    -8. Chechen.
    -10. Dargin.

    -11. Georgian.
    -12. Greek.
    -13. Ingush.
    -14. Lak.
    -15. Lezgin.
    -16. Nogay.
    -17. Ossetian.
    -18. Kabardin.
    -19. Kalmyk.

    -20. Karachay.
    -21. Kumyk.
    -22. Kurd.
    -23. Rutul.
    -24. Tabasaran.
    -25. Talysh.
    -26. Tsakhur.
    -27. Turkmen.
    -28. Bzyd. -29. Svan.
    -30. TsovaTush.
    -31. Ubykh. & -32. Udi.

    N.B. None of these languages are Sanskrit dialects. Hence, to say that Aryans came from the Caucasus eastward to Iran and India in ancient times, is a false theory. See my paper ‘People of the Gatha & the Gita’ in this matter. #[4]

    *[1] [Noah –Noe, Noach; Hebrew: was, according to the Jewish Bible, the tenth and last of the antediluvian Patriarchs. His story is contained in the book of Genesis, chapters 5-9.]

    **[2] Which implies that all of Europe is populated by the children of Japheth, the progeny of a Hebrew Patriarch? A totally ridicules concept and farthest from the facts, about the origins and ‘East to West’ migratory pattern over millennia of, ancient eastern tribes across the steppes of central Asia – i.e.,Celts, Scythians, Slavs, Magyar, Allan, Khazar, Hun, Mongol, etal. . . . [Not necessarily in that order of migration]
    **[2]a According to Eileen Hickey, geneticist at the University of Oxford and her colleagues, who used mito-chondrial DNA (mtDNA) to sort out & find, when and how the an¬cestors of modern Europeans first populated the continent. (They found that) . . . only about 10 percent of Europeans can trace their mitochon¬drial ancestry to the origi¬nal colonization of Europe by modern humans some 50,000 years ago.
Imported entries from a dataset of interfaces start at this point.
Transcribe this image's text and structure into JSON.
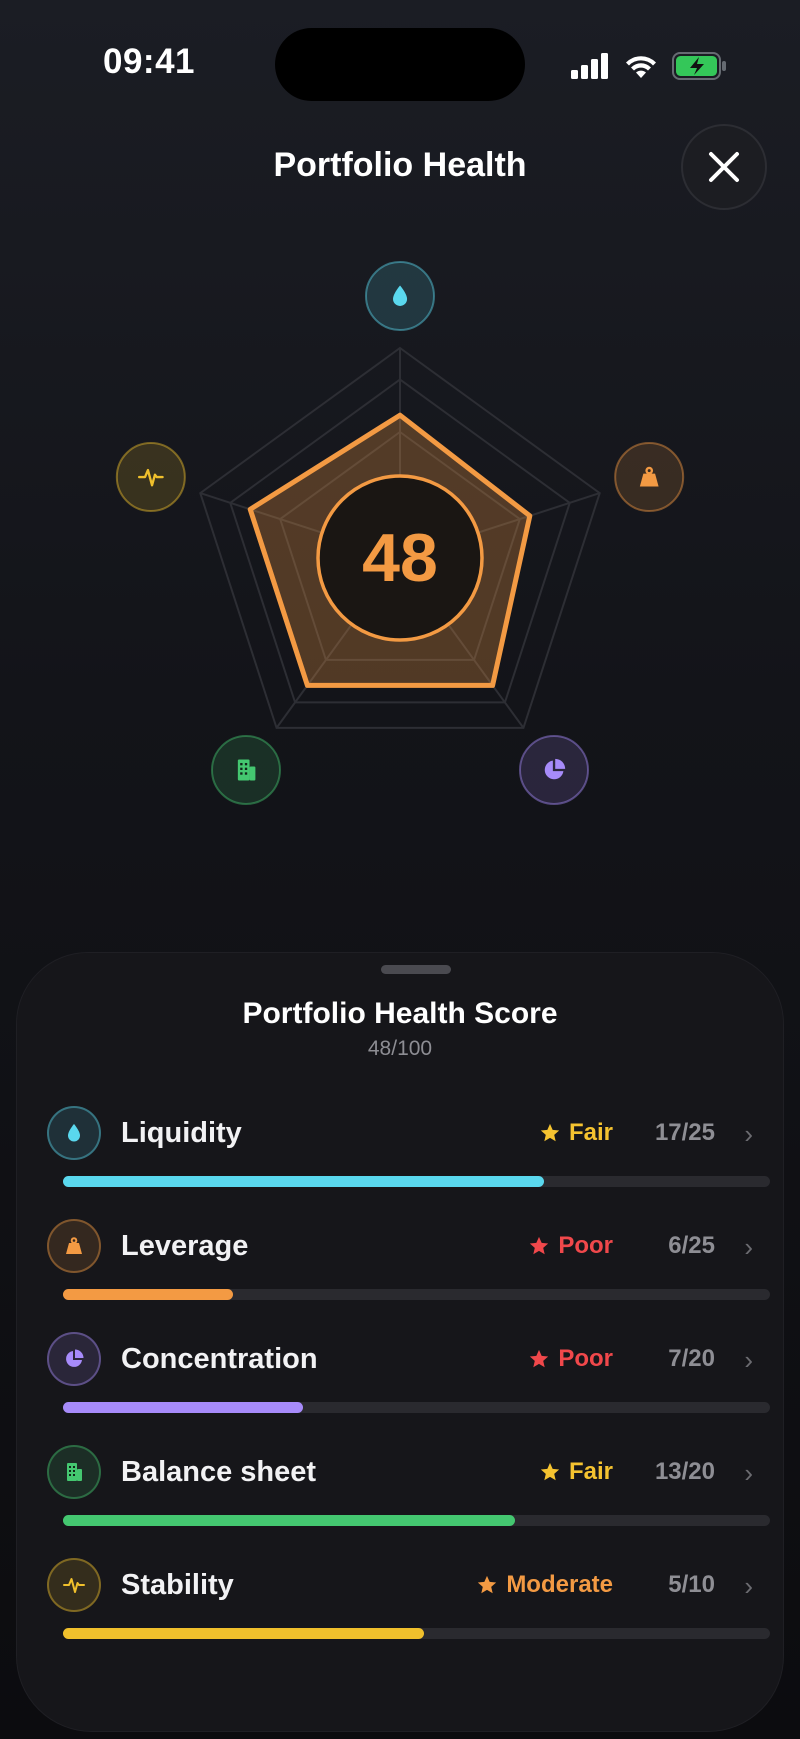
{
  "status": {
    "time": "09:41"
  },
  "header": {
    "title": "Portfolio Health"
  },
  "radar": {
    "score": "48",
    "axes": [
      {
        "name": "Liquidity",
        "icon": "droplet-icon",
        "color": "#5ad8ee",
        "value": 0.68
      },
      {
        "name": "Leverage",
        "icon": "weight-icon",
        "color": "#f39a43",
        "value": 0.65
      },
      {
        "name": "Concentration",
        "icon": "pie-chart-icon",
        "color": "#a78bfa",
        "value": 0.75
      },
      {
        "name": "Balance sheet",
        "icon": "building-icon",
        "color": "#44c770",
        "value": 0.75
      },
      {
        "name": "Stability",
        "icon": "pulse-icon",
        "color": "#f0c02c",
        "value": 0.75
      }
    ]
  },
  "sheet": {
    "title": "Portfolio Health Score",
    "subtitle": "48/100",
    "rows": [
      {
        "label": "Liquidity",
        "rating": "Fair",
        "rating_color": "#f5c330",
        "score": "17/25",
        "fraction": 0.68,
        "color": "#5ad8ee",
        "icon": "droplet-icon"
      },
      {
        "label": "Leverage",
        "rating": "Poor",
        "rating_color": "#f0484b",
        "score": "6/25",
        "fraction": 0.24,
        "color": "#f39a43",
        "icon": "weight-icon"
      },
      {
        "label": "Concentration",
        "rating": "Poor",
        "rating_color": "#f0484b",
        "score": "7/20",
        "fraction": 0.34,
        "color": "#a78bfa",
        "icon": "pie-chart-icon"
      },
      {
        "label": "Balance sheet",
        "rating": "Fair",
        "rating_color": "#f5c330",
        "score": "13/20",
        "fraction": 0.64,
        "color": "#44c770",
        "icon": "building-icon"
      },
      {
        "label": "Stability",
        "rating": "Moderate",
        "rating_color": "#f39a43",
        "score": "5/10",
        "fraction": 0.51,
        "color": "#f0c02c",
        "icon": "pulse-icon"
      }
    ]
  },
  "colors": {
    "accent": "#f39a43",
    "background": "#131419",
    "sheet": "#16161a"
  }
}
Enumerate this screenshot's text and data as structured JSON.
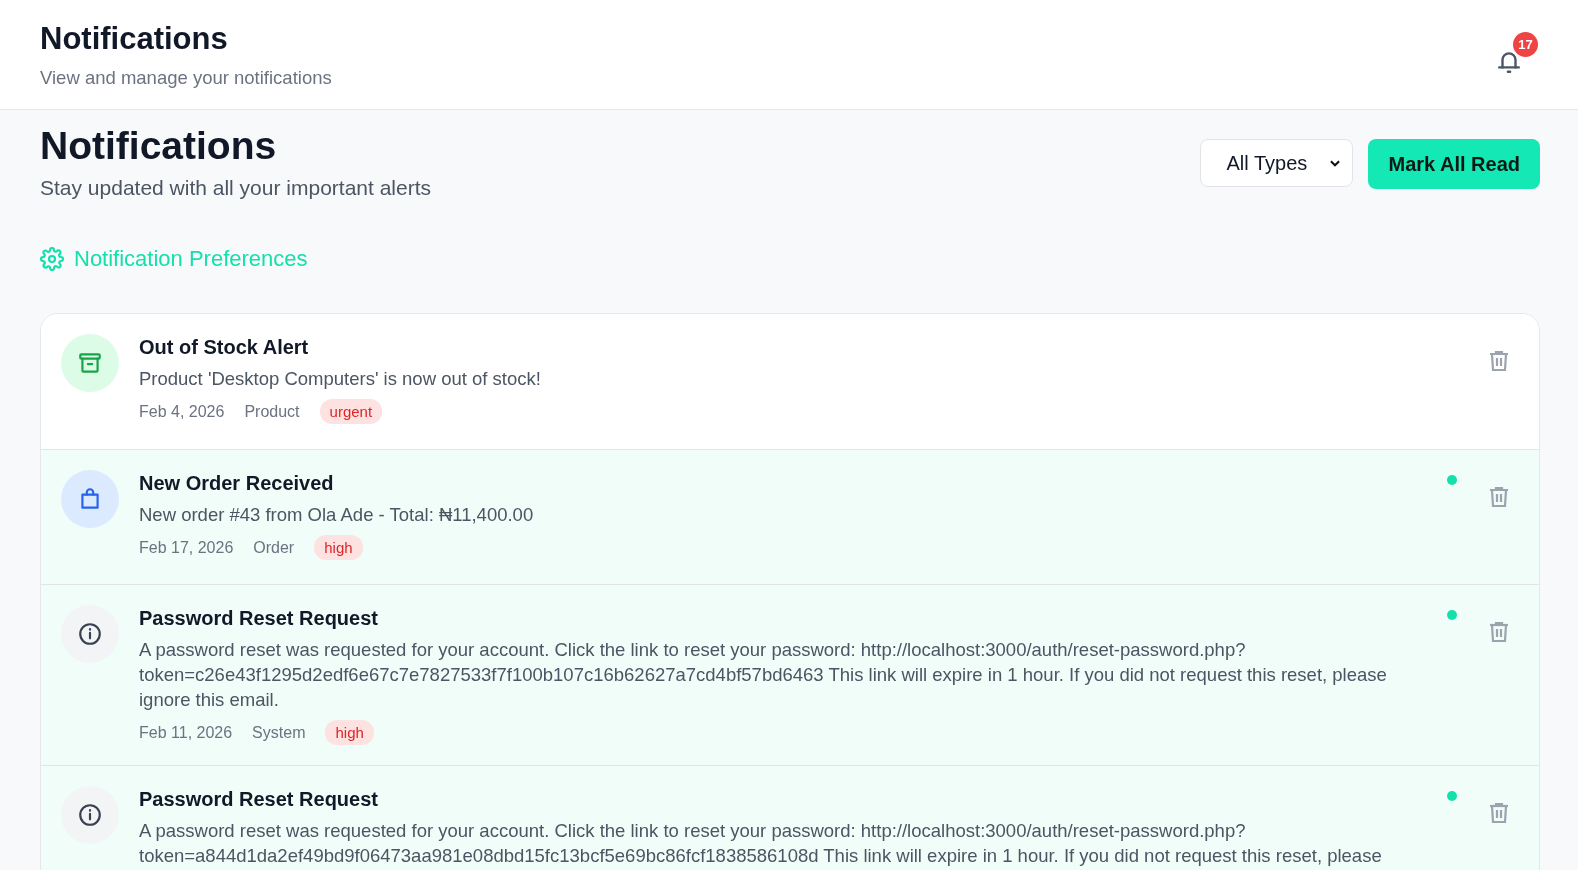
{
  "header": {
    "title": "Notifications",
    "subtitle": "View and manage your notifications",
    "unread_count": "17"
  },
  "page": {
    "title": "Notifications",
    "subtitle": "Stay updated with all your important alerts"
  },
  "filter": {
    "value": "All Types"
  },
  "mark_all_button": "Mark All Read",
  "preferences_link": "Notification Preferences",
  "notifications": [
    {
      "kind": "product",
      "title": "Out of Stock Alert",
      "message": "Product 'Desktop Computers' is now out of stock!",
      "date": "Feb 4, 2026",
      "category": "Product",
      "priority": "urgent",
      "unread": false
    },
    {
      "kind": "order",
      "title": "New Order Received",
      "message": "New order #43 from Ola Ade - Total: ₦11,400.00",
      "date": "Feb 17, 2026",
      "category": "Order",
      "priority": "high",
      "unread": true
    },
    {
      "kind": "system",
      "title": "Password Reset Request",
      "message": "A password reset was requested for your account. Click the link to reset your password: http://localhost:3000/auth/reset-password.php?token=c26e43f1295d2edf6e67c7e7827533f7f100b107c16b62627a7cd4bf57bd6463 This link will expire in 1 hour. If you did not request this reset, please ignore this email.",
      "date": "Feb 11, 2026",
      "category": "System",
      "priority": "high",
      "unread": true
    },
    {
      "kind": "system",
      "title": "Password Reset Request",
      "message": "A password reset was requested for your account. Click the link to reset your password: http://localhost:3000/auth/reset-password.php?token=a844d1da2ef49bd9f06473aa981e08dbd15fc13bcf5e69bc86fcf1838586108d This link will expire in 1 hour. If you did not request this reset, please",
      "unread": true
    }
  ]
}
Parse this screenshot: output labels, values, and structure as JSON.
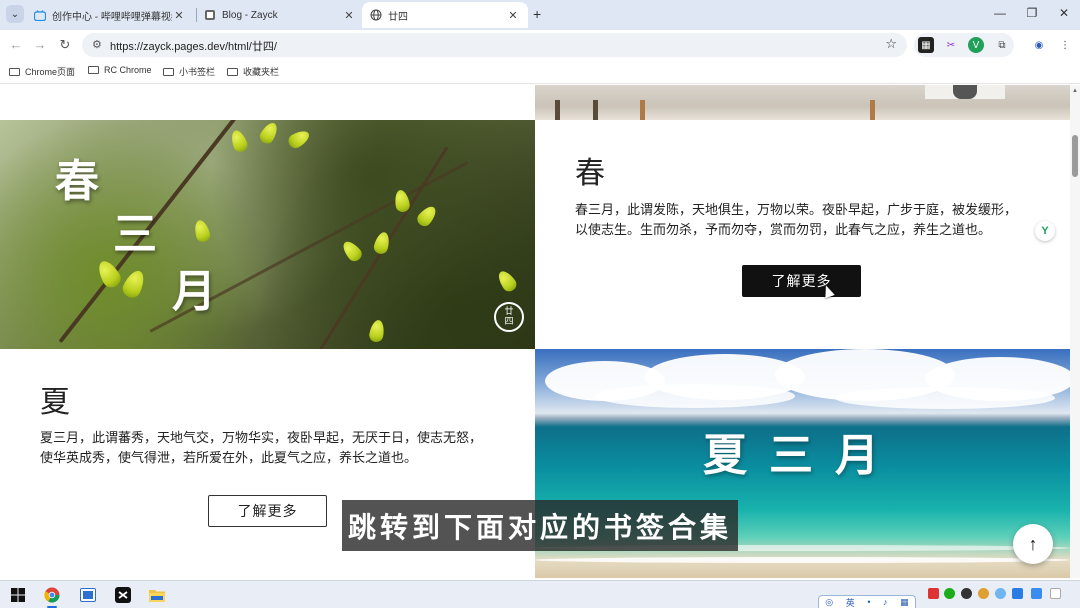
{
  "browser": {
    "tabs": [
      {
        "label": "创作中心 - 哔哩哔哩弹幕视频网",
        "icon": "bilibili-icon"
      },
      {
        "label": "Blog - Zayck",
        "icon": "blog-icon"
      },
      {
        "label": "廿四",
        "icon": "globe-icon",
        "active": true
      }
    ],
    "url": "https://zayck.pages.dev/html/廿四/",
    "bookmarks": [
      "Chrome页面",
      "RC Chrome",
      "小书签栏",
      "收藏夹栏"
    ]
  },
  "page": {
    "spring": {
      "image_chars": [
        "春",
        "三",
        "月"
      ],
      "seal": [
        "廿",
        "四"
      ],
      "heading": "春",
      "text_line1": "春三月，此谓发陈，天地俱生，万物以荣。夜卧早起，广步于庭，被发缓形，",
      "text_line2": "以使志生。生而勿杀，予而勿夺，赏而勿罚，此春气之应，养生之道也。",
      "button": "了解更多"
    },
    "summer": {
      "heading": "夏",
      "text_line1": "夏三月，此谓蕃秀，天地气交，万物华实，夜卧早起，无厌于日，使志无怒，",
      "text_line2": "使华英成秀，使气得泄，若所爱在外，此夏气之应，养长之道也。",
      "button": "了解更多",
      "image_title": "夏三月"
    },
    "back_to_top": "↑"
  },
  "overlay": {
    "subtitle": "跳转到下面对应的书签合集"
  },
  "taskbar": {
    "ime_label": "英"
  },
  "colors": {
    "button_dark": "#111111",
    "tabstrip": "#dfe7f5"
  }
}
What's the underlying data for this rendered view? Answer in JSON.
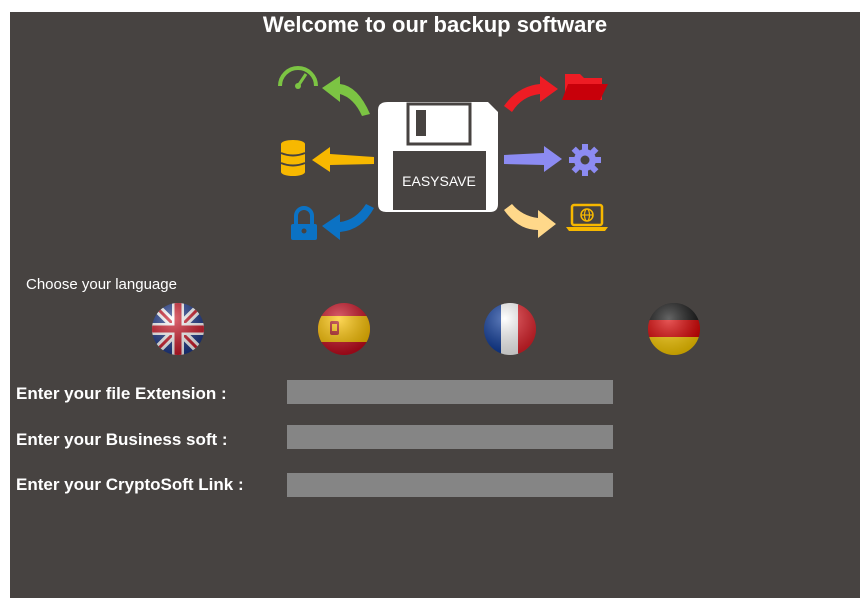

The most recent groups (~90%) came out of the Levant about 8,000 years ago, following paths through cen¬tral Europe and along the coast of the Medi¬terranean up to Britain. . . . .

    ^[3] Dr. Johann Blumenbach was voicing the bias & bigotry of his period in history and unfortunately, did not have the opportunity to meet the likes of – Obama, Oprah, Rice, Tutu, Mandela, Annan, etal – during his life time; or he would have had a different opinion about the inherent intelligence and abilities of the black race.

    #[4] Parsis don’t speak any of these, nor any variant-dialects of these 30+ languages. Their mother-tongue is Gujarati which is a Sanskrit dialect of India; but they still claim ‘Caucasian’ as their ethnicity, instead of South Asian. i.e., INDIAN . . . I have often wondered, how & why? (E. Kanga)
    N.B. All above data excerpted from Wiki and other sources on the subject – except End Note #[4]

Leave a Reply

This site uses Akismet to reduce spam. Learn how your comment data is processed.